One major part of planning for spur-of-the-moment business continuity changes is a buy sell agreement, a plan that designates what happens to the company and its owners if one person is no longer part of the business. Who takes over ownership? How are family members compensated for their part in the business, if they don’t want to take part?
Life insurance policies and other tools can be used to form a buy sell agreement, one that makes sure the owners and their families still benefit, no matter what the situation.
Step 7: Personal Wealth and Estate Planning
What will you do after your exit your business?
According to the non-profit Employee Benefit Research Institute, only 22 percent of people say they’re “very confident” they will have enough money to live in their retirement years. You may have a retirement plan like an IRA or 401(k), or even a pension, but chances are, a lot of your retirement money will come from the sale of your business.
EXITS can help you manage your sale proceeds so they best meet your goals and minimize tax consequences. This includes wealth management, insurance and long term care and estate plans (a will is a good place to start, but there may be much more you can do to secure your family’s future).

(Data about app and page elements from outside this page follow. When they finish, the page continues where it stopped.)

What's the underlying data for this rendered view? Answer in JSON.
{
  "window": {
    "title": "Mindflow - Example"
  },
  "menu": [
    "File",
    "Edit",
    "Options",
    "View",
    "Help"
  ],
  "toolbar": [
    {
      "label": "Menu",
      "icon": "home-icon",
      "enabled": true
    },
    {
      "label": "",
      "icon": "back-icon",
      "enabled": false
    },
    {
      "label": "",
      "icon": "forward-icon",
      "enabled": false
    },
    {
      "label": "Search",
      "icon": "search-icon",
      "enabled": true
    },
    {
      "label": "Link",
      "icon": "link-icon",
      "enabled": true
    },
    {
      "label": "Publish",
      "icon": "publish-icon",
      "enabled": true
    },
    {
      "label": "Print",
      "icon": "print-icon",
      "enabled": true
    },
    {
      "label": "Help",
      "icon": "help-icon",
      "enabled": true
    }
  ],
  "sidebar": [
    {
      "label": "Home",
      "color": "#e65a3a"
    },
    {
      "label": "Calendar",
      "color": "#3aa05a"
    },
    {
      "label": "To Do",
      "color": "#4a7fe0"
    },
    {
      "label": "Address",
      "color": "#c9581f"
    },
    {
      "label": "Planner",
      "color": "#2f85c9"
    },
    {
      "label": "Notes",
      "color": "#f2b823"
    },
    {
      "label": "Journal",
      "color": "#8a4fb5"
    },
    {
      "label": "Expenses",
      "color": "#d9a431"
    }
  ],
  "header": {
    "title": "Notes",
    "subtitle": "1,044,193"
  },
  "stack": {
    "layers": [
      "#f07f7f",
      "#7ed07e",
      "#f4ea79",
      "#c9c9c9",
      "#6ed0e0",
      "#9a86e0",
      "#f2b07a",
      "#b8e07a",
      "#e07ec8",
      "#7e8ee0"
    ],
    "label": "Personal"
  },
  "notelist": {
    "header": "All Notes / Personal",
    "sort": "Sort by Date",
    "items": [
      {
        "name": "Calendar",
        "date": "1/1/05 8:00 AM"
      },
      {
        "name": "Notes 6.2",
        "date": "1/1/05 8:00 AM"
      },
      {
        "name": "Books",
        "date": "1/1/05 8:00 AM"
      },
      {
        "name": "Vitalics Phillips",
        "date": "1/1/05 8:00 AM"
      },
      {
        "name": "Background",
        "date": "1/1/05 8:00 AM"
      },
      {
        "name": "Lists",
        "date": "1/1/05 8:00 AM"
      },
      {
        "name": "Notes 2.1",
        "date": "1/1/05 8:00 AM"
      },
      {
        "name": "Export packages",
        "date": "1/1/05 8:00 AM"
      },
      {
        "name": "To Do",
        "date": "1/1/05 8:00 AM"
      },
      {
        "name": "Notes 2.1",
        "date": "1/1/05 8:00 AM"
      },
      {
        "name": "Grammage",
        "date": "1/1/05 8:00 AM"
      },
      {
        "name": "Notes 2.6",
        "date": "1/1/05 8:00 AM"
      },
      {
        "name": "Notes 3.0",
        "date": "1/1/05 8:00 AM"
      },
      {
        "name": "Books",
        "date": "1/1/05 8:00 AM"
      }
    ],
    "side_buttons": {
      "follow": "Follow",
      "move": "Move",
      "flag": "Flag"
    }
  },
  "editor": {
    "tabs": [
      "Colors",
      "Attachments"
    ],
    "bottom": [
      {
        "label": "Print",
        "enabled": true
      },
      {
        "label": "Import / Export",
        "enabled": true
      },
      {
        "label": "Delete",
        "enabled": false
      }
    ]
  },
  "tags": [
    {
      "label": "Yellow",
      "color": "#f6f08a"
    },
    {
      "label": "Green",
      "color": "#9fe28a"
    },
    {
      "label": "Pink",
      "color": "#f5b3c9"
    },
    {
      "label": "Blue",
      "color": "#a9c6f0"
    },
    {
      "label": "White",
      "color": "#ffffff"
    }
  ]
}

Most owners have some idea of the amount of money they need, from both the sale of their businesses and from other investments, to fund a comfortable “life after sale.” If you don’t know that dollar amount, ask your financial planner for a financial needs analysis today, or speak with an EXITS specialist.